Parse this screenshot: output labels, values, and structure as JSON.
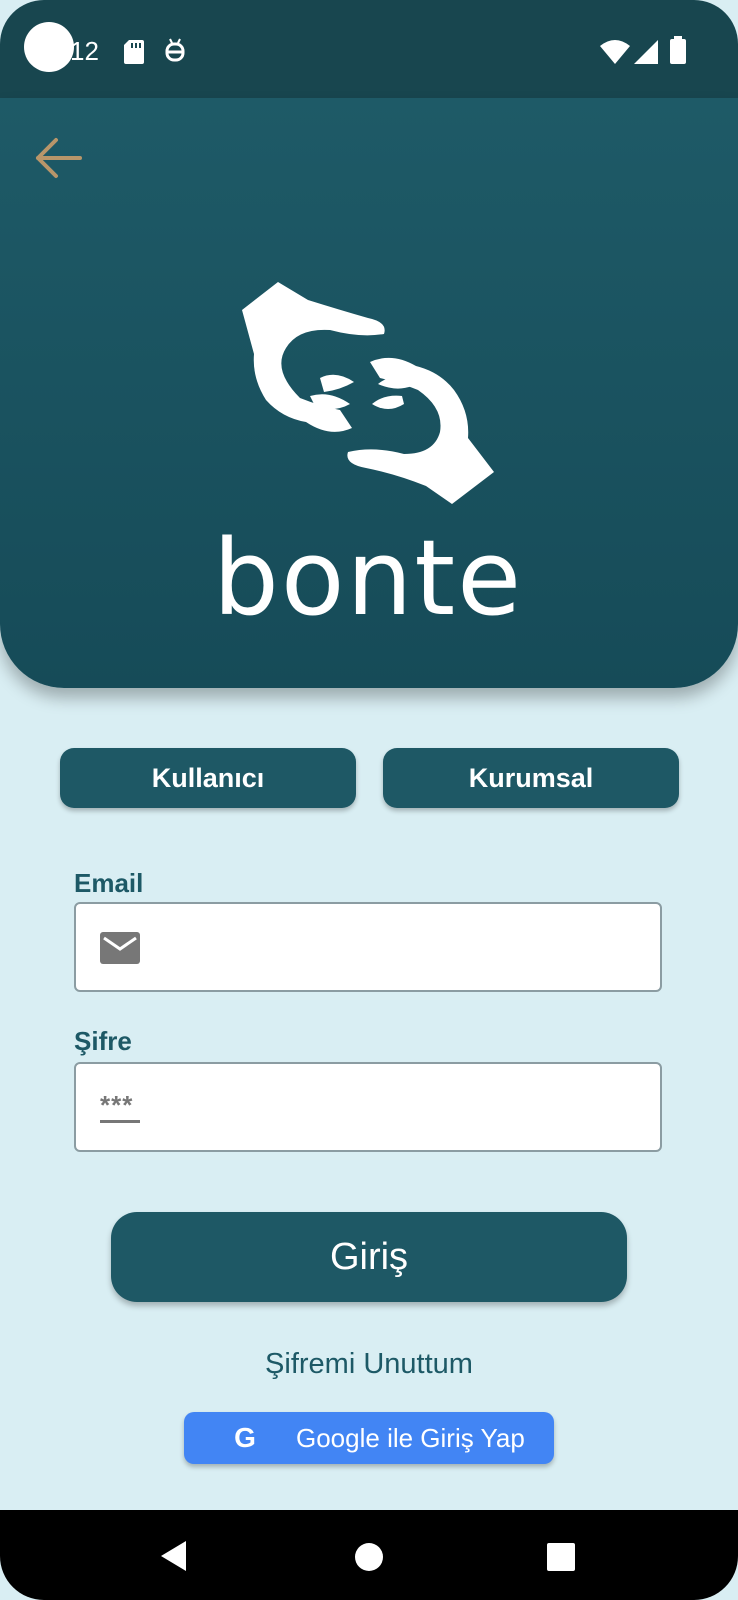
{
  "status_bar": {
    "time": "12",
    "icons": [
      "sd-card-icon",
      "android-debug-icon",
      "wifi-icon",
      "signal-icon",
      "battery-icon"
    ]
  },
  "header": {
    "back_icon": "arrow-left-icon",
    "logo_text": "bonte"
  },
  "tabs": [
    {
      "label": "Kullanıcı"
    },
    {
      "label": "Kurumsal"
    }
  ],
  "form": {
    "email_label": "Email",
    "email_icon": "mail-icon",
    "password_label": "Şifre",
    "password_icon": "password-icon",
    "password_icon_text": "***"
  },
  "login_button": "Giriş",
  "forgot_password": "Şifremi Unuttum",
  "google_button": {
    "icon_letter": "G",
    "label": "Google ile Giriş Yap"
  },
  "nav_bar": {
    "icons": [
      "back-triangle-icon",
      "home-circle-icon",
      "recents-square-icon"
    ]
  },
  "colors": {
    "primary": "#1e5865",
    "header_bg": "#1a525e",
    "page_bg": "#d9eef3",
    "back_arrow": "#b8966a",
    "google_blue": "#4285f4"
  }
}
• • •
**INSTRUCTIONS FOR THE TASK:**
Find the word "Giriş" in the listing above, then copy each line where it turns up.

**SOLUTION FOR THIS PROBLEM:**
  "login_button": "Giriş",
    "label": "Google ile Giriş Yap"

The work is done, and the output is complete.